It's my understanding that the sort of fusion that goes on in the sun takes four hydrogen (H-1, one proton and one electron) atoms and crunches them down into a single helium atom. Not knowing a great deal about fusion mechanics, this both confuses and intrigues me, since the process is taking four protons, and turning two of them into neutrons, somehow. Adding up the atomic mass of four hydrogen atoms and comparing the result to the mass of a helium atom tells me that about 0.71% of the mass of the hydrogen is being lost; which, while not particularly efficient for a nuclear reaction, would still be enough to meet Earth's annual energy demands with less than 200 tons of non-isotopic hydrogen.
This, obviously, is too good to be true. Current fusion reactor designs that use rare isotopes of hydrogen or helium already require more energy to use than they produce, and THIS concept isn't even being considered, apparently. So before I go about meeting my sci-fi civilization's insane energy requirements with fusion reactors that consume as fuel the second most abundant substance in the universe (the first is stupidity), just how difficult would it be?

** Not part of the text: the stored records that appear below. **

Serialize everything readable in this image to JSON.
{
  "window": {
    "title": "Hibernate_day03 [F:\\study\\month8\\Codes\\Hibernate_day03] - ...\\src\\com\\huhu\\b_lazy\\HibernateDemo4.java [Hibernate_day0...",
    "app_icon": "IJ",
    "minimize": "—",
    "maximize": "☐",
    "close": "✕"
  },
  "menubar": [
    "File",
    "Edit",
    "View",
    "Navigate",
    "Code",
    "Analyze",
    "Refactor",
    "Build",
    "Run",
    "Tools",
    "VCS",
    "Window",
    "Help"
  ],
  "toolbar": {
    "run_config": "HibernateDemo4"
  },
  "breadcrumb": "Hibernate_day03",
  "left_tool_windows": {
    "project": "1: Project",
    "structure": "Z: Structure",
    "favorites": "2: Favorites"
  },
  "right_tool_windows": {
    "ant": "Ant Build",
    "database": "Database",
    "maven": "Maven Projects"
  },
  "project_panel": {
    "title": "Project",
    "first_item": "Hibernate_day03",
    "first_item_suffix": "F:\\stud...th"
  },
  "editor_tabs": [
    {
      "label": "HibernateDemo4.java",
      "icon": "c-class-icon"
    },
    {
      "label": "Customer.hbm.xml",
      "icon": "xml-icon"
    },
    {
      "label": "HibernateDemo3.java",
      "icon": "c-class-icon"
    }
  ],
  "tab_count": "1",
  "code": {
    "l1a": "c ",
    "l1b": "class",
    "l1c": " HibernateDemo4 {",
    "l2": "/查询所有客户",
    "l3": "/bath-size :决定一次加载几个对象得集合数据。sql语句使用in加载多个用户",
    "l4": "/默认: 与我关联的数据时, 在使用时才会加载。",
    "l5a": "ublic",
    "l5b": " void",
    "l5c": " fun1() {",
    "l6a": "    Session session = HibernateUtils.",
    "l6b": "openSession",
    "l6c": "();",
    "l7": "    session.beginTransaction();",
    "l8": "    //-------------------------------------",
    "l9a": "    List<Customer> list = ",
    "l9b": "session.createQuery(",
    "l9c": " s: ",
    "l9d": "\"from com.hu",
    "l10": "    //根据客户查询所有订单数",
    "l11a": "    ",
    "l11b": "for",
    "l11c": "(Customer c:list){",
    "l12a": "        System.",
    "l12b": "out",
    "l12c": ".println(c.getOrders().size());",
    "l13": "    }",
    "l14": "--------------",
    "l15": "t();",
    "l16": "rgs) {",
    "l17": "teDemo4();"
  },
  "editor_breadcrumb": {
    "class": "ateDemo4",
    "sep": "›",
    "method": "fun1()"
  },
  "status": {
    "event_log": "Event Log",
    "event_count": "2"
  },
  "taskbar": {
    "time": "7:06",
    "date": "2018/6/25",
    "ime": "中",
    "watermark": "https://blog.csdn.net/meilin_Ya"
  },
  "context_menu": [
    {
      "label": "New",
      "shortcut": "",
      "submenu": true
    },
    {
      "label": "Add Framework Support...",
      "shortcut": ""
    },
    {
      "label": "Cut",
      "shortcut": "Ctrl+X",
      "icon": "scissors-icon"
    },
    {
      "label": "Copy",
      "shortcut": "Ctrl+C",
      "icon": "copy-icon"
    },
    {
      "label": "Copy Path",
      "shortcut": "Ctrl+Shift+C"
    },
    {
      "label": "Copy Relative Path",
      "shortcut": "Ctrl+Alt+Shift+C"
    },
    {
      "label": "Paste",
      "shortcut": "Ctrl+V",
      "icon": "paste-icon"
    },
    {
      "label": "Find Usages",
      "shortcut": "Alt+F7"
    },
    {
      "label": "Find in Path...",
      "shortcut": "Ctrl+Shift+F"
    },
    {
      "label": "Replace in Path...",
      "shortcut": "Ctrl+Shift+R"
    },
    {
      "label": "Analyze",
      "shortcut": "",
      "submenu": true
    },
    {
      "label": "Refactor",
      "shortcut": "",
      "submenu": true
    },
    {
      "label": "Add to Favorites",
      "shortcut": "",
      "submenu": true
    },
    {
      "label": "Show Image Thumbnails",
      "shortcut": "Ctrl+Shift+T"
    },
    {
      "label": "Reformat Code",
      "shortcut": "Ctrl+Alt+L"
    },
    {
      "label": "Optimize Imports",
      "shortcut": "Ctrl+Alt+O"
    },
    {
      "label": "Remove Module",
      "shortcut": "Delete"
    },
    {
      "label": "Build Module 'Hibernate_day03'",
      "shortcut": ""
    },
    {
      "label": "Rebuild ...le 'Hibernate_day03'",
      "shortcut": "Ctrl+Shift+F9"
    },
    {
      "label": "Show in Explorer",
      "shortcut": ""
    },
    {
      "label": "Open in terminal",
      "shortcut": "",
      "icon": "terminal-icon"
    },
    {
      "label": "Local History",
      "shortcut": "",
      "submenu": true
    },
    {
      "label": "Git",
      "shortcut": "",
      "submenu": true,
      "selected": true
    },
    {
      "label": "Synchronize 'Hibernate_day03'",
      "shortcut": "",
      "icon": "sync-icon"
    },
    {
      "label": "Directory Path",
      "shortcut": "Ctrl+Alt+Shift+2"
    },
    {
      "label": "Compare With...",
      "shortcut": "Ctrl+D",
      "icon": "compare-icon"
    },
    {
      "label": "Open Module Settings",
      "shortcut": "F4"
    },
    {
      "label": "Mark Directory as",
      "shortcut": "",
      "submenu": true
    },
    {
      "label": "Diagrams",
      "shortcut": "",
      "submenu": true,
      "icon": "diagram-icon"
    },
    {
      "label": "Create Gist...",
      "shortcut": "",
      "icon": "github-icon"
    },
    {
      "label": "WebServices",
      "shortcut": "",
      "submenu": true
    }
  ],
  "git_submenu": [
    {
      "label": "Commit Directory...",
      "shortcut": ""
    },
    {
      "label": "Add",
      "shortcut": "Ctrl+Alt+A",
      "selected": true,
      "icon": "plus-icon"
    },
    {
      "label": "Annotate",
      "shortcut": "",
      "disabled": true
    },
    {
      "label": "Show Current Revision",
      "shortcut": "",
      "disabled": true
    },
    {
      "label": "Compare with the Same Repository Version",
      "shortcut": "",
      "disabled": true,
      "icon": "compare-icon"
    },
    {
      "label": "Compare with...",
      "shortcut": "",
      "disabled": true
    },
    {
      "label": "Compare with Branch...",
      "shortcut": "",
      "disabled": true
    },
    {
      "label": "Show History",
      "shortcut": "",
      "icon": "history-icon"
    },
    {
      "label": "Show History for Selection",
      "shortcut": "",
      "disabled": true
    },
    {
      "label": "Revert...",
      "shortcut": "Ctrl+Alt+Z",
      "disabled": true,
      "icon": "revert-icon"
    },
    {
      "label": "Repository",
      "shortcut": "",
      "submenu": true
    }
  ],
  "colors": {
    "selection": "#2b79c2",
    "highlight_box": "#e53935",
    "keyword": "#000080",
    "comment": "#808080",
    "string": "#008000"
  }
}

TL;DR, what are the problems with creating a fusion reactor that runs off of non-isotopic hydrogen, and are those problems theoretically solvable for a sufficiently-advanced civilization?